Balloonists began setting their sights on conquering vast distances almost from the time the sport was bom. In the 1970s, 10 attempts to cross the Atlantic Ocean by balloon failed before the first success. That success, by Maxie Anderson, Ben Abruzzo, and Larry Newman, was called the Double Eagle II expedition, and it landed in France after taking off from Maine during the summer of 1978.
In the last few years, the race for the ultimate ballooning record, a nonstop around-the-world flight, heated up. These attempts, like others since the 1970s, used a different type of balloon from the recreational hot-air balloon. Because the around-the-world flights would take more than 10 days to complete, the fuel demands of a hot-air balloon with its propane burners was too great to allow it to make it even a fraction of the way.
The solution was a hybrid balloon design that crossed a hot – air balloon with a balloon filled with helium gas. The design, called a Rozier after the first man to fly in a balloon, solved the sticky heat-loss problems of long-duration flights.
How the Hybrid Works
The Rozier balloon uses a bag of explosion-proof helium gas in a large sealed bag that fills the widest part of the balloon (called the “crown”). Below that bag, air can be heated by a propane flame in exactly the same way as a recreational hot-air balloon.
But it isn’t the hot air that does the work. In the case of a Rozier balloon, it is the helium that does the bulk of the lifting, while the heated air is used only to keep the
helium warm and toasty at night, when lower temperatures would normally cause the helium balloon to shrink and lose buoyancy.
By the Book
To test Charles’s Law, which states that when pressure stays constant, lower temperature will reduce the volume of э gas, stuff a helium party balloon in your kitchen freezer. Although the balloon is sealed, the cold temperature causes the vibrating molecules to slow down and cluster closer together, reducing the balloon’s volume. Now take the shrunken balloon out of the fridge and notice how much buoyancy it has lost Once it warms up to room temperature, the balloon will return to its original size and buoyancy, just like a Rozier balloon does in the sunshine.

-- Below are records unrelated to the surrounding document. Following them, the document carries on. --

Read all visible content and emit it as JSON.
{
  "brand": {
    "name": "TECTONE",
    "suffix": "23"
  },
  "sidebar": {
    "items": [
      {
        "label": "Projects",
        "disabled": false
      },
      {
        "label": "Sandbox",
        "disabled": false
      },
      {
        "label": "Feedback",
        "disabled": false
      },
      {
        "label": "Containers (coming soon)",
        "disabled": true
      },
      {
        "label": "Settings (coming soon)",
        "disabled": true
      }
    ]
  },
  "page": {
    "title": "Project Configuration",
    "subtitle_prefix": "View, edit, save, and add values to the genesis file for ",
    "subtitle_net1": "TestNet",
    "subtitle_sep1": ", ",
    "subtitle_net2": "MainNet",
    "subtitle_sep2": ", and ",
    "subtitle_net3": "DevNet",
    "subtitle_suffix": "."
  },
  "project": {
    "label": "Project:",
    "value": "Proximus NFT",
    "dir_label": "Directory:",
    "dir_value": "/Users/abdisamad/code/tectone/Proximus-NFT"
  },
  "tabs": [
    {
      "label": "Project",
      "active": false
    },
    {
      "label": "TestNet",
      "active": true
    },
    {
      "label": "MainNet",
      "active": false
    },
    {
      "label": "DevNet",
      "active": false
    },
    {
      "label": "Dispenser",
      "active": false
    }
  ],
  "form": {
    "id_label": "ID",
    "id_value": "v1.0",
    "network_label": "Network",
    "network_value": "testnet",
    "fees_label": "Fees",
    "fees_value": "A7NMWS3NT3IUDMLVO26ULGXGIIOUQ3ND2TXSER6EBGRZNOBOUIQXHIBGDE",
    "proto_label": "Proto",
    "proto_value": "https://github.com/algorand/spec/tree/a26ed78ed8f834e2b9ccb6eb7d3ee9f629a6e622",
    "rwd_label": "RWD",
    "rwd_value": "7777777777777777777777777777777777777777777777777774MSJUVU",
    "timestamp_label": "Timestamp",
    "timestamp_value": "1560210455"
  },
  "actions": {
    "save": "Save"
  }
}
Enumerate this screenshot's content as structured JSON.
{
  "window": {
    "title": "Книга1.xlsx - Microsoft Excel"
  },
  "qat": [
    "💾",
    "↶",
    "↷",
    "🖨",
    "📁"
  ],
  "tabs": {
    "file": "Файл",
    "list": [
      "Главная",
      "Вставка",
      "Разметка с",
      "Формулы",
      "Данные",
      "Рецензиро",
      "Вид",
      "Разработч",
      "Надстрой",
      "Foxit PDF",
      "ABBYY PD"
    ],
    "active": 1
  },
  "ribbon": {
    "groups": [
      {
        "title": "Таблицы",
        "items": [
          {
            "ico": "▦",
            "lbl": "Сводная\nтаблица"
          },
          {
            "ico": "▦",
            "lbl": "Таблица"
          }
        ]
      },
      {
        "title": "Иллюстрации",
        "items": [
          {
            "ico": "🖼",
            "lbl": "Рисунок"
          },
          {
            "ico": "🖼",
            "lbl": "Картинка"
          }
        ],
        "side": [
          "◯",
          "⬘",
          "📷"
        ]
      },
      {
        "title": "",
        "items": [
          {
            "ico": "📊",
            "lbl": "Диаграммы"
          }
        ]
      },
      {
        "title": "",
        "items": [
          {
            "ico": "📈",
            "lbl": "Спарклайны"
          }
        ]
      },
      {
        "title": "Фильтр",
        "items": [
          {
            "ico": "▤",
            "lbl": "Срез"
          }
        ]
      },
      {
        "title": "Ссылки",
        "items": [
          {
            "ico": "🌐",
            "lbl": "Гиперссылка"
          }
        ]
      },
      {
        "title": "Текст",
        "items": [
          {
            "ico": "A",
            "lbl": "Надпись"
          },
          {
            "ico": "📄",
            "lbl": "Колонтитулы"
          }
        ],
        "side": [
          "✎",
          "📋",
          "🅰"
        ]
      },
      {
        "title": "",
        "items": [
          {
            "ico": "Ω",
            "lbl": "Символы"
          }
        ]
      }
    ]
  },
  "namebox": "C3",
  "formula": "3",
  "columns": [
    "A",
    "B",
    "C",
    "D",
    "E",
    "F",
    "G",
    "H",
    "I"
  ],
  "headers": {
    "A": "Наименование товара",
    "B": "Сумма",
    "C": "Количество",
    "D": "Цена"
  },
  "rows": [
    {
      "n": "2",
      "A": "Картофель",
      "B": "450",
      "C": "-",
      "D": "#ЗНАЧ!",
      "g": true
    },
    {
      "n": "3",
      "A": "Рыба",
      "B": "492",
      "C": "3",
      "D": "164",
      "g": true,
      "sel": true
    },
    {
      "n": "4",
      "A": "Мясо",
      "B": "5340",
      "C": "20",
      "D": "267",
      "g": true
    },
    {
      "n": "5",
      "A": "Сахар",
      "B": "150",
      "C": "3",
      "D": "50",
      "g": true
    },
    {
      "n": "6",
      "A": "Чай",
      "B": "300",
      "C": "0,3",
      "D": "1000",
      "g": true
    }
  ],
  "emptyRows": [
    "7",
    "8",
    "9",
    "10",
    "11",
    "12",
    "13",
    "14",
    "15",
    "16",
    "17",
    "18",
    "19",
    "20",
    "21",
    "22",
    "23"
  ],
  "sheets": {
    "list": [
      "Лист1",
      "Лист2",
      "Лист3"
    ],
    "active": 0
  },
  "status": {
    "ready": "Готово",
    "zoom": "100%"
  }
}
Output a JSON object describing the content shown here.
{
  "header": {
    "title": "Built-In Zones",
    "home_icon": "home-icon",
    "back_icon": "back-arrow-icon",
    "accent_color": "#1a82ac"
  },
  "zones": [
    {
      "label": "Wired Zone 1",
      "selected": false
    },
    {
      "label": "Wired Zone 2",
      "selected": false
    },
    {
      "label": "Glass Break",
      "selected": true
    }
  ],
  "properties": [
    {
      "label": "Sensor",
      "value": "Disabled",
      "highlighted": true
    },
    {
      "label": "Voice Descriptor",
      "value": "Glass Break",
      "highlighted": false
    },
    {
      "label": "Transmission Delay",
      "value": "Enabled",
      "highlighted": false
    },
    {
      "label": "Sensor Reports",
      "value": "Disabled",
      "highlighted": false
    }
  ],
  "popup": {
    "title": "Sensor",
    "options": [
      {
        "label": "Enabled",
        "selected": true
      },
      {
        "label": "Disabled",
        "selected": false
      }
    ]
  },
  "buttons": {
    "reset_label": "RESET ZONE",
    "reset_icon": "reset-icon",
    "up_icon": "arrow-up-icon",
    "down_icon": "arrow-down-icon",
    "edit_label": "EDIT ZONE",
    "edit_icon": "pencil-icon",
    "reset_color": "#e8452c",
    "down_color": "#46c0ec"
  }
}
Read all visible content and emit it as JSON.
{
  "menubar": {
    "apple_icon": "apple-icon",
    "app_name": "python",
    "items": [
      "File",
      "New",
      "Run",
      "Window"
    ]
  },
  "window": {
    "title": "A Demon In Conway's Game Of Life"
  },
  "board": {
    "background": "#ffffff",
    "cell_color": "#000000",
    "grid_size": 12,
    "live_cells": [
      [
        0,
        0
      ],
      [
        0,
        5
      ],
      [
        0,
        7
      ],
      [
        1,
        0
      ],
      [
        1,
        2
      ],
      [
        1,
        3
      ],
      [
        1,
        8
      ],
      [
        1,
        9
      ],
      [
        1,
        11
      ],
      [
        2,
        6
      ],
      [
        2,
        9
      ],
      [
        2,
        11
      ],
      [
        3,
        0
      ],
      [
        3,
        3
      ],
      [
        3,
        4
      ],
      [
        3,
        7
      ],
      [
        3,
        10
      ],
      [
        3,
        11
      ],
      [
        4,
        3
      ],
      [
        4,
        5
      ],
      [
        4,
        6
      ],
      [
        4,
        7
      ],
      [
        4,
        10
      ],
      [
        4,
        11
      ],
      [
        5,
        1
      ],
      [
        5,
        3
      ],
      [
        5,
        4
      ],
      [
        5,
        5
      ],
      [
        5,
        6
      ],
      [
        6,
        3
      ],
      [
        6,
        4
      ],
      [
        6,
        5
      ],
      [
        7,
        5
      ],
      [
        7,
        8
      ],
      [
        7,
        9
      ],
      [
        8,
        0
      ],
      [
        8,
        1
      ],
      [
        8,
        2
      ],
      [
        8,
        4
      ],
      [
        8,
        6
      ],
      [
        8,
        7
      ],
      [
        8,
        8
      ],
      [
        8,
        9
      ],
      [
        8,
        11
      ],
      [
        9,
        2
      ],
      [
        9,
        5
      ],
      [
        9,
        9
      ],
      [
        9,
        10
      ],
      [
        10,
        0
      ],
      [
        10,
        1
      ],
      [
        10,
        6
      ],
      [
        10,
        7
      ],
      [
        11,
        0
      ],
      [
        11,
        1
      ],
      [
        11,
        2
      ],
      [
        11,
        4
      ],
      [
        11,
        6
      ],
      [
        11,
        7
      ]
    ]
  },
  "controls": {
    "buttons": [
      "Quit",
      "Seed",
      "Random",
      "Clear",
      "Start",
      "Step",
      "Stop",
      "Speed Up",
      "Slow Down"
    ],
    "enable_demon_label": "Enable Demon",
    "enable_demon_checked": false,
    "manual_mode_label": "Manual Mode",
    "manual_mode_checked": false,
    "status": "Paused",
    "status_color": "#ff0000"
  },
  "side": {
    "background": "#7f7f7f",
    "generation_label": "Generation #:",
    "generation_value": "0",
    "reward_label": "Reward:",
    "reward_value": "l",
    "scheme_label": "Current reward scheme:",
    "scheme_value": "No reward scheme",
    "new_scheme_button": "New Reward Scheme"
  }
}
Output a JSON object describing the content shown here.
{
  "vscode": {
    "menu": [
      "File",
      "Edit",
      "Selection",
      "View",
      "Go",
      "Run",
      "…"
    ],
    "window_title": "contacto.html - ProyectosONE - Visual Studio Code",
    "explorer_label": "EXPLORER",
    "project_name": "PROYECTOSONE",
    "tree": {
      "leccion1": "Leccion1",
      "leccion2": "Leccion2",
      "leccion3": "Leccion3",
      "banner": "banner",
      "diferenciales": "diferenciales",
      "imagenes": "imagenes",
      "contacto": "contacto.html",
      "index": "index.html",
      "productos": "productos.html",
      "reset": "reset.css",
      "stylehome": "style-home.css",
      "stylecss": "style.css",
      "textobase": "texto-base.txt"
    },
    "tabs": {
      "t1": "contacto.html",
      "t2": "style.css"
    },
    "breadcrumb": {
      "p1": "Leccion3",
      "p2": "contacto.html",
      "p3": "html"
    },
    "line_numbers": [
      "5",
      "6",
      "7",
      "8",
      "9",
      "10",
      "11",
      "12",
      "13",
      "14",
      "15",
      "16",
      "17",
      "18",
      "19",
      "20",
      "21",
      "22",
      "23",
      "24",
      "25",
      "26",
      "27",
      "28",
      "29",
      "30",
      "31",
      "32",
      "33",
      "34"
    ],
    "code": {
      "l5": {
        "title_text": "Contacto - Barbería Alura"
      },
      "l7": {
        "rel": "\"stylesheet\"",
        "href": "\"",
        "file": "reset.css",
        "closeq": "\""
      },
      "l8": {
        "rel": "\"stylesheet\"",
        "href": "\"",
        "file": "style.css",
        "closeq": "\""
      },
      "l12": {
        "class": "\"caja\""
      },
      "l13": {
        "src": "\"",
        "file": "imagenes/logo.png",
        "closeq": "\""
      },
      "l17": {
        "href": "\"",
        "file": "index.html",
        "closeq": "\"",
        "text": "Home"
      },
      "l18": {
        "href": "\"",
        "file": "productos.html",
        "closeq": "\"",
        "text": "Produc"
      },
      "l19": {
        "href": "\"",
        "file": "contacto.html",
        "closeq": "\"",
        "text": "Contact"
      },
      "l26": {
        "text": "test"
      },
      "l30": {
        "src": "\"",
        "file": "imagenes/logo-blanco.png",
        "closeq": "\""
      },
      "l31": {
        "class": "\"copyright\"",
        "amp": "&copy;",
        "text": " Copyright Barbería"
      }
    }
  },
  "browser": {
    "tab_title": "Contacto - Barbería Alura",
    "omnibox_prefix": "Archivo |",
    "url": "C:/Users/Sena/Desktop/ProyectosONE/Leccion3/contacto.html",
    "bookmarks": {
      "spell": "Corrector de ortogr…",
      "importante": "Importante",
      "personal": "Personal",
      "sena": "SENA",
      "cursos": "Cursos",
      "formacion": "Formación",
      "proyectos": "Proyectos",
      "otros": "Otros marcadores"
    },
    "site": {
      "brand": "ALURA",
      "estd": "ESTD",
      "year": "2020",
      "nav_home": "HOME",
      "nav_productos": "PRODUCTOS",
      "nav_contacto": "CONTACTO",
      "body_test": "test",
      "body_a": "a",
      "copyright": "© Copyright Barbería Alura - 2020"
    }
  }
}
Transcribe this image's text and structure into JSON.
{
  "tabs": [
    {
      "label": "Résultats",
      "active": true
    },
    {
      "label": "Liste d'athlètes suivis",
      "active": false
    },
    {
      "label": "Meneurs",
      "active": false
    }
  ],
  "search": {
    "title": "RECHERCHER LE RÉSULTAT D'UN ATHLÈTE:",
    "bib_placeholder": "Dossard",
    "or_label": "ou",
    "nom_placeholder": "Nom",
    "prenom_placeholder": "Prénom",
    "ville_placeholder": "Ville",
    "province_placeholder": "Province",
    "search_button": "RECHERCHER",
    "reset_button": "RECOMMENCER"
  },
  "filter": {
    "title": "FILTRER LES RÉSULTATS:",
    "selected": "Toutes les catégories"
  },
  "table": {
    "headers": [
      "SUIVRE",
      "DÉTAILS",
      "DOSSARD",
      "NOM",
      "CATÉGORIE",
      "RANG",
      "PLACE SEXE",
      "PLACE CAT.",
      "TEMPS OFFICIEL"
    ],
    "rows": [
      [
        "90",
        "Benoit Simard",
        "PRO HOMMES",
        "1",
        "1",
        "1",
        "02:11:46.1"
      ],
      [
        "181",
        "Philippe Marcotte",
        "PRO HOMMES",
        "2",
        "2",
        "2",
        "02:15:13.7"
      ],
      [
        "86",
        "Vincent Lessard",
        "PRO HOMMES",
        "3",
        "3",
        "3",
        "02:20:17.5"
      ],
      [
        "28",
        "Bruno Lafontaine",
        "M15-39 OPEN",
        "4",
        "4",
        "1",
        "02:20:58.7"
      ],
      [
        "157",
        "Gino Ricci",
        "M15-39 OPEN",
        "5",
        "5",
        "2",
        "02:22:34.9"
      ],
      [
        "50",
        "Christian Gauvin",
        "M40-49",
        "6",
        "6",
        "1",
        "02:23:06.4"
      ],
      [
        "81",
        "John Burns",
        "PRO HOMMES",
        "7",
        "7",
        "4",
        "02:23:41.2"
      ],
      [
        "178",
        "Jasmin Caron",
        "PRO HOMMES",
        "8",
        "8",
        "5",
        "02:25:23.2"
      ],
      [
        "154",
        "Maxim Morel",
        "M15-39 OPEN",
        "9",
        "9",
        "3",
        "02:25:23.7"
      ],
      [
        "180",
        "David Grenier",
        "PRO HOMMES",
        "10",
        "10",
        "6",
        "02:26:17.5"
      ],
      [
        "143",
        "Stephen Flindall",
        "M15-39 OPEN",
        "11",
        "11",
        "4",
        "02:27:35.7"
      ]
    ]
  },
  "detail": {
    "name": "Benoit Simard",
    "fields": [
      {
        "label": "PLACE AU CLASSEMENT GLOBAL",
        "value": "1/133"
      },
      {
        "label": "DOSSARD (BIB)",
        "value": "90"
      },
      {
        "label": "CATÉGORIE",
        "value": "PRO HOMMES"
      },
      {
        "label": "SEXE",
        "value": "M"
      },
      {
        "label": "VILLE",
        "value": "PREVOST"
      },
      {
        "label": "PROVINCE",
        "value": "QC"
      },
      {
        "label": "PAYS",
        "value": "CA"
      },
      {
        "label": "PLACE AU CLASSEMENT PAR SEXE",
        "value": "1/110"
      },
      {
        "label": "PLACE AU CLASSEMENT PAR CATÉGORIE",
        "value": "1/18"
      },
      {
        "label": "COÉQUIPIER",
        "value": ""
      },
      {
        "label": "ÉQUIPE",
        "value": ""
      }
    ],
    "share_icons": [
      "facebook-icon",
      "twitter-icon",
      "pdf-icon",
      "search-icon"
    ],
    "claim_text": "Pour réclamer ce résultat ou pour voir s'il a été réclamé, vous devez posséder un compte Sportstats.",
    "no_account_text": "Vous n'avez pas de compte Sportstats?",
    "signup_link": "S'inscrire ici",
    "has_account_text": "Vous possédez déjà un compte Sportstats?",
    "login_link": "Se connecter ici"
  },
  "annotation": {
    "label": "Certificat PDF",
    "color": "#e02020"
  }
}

Remember the lesson Archimedes taught us? In the case of a helium gas balloon, the Archimedes principle means that the larger the helium balloon, the more air it displaces, and that means the more lifting force the helium will create. Well, cold night air causes a helium balloon to shrink, thanks to something scientists call Charles’s Law. In practical terms, Charles’s Law means nighttime temperatures send gas balloons on a beeline for the ground—something that makes a balloon pilot cringe.
In early 1999, at least four groups of balloon enthusiasts prepared separate attacks on the around-the-world record. One of them, the Breitling Orbiter 3, took off from Switzerland on March 1 and headed south into the high-altitude winds near the equator. Nineteen days later, the balloon and its two crew members, Bertrand Piccard and Brian Jones, crossed over Mauritania, North Africa, and the same line of longitude they had departed from in Switzerland. It was the first time a balloon had finished a nonstop flight around the globe without refueling. The last great ballooning feat had been conquered!
In 1982, a California truck driver made news with a gas balloon flight of his own. Larry Walters of North Hollywood filled 45 weather balloons with helium, attached them to an aluminum lawn chair, and took off. Equipped with a pellet pistol, a parachute, a CB radio, and a large bottle of soda, Walters floated to 16,000 feet in the middle of busy airline routes. An airfine pilot reported the floating lawn chair to air-traffic controllers, who alerted police. When Walters started to get numb from the cold and the thin air, he used the pellet gun to shoot some balloons and begin his descent On landing, his contraption got tangled in power lines and caused a neighborhood-wide electrical blackout The FAA fined Walters $4,000 for operating without the proper paperwork and for not staying in radio contact with air-traffic controllers. Don’t try this at home, kids!